> [Exercise]
Report each line of the entries that includes "description" by copying it.

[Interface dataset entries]
════════
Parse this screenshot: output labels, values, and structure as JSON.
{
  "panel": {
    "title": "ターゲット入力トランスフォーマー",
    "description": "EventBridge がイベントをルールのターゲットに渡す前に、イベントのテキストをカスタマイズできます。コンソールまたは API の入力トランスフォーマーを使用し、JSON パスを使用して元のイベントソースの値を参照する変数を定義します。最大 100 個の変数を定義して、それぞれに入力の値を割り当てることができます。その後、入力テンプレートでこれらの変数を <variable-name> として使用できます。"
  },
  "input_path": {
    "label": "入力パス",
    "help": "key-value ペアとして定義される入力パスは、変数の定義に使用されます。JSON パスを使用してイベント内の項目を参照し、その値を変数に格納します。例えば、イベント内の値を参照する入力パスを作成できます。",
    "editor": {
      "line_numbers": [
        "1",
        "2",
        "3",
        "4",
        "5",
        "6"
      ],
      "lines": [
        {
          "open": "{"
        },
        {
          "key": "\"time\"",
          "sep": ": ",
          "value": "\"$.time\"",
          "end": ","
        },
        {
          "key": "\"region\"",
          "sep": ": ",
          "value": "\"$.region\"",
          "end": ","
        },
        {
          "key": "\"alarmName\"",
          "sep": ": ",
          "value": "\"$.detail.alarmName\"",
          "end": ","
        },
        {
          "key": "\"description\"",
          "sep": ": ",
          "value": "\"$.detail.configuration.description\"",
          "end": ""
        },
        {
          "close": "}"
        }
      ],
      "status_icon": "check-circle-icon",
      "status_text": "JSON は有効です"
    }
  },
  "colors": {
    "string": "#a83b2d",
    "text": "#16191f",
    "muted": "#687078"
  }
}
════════
> [Task output]
    "description": "EventBridge がイベントをルールのターゲットに渡す前に、イベントのテキストをカスタマイズできます。コンソールまたは API の入力トランスフォーマーを使用し、JSON パスを使用して元のイベントソースの値を参照する変数を定義します。最大 100 個の変数を定義して、それぞれに入力の値を割り当てることができます。その後、入力テンプレートでこれらの変数を <variable-name> として使用できます。"
          "key": "\"description\"",
          "value": "\"$.detail.configuration.description\"",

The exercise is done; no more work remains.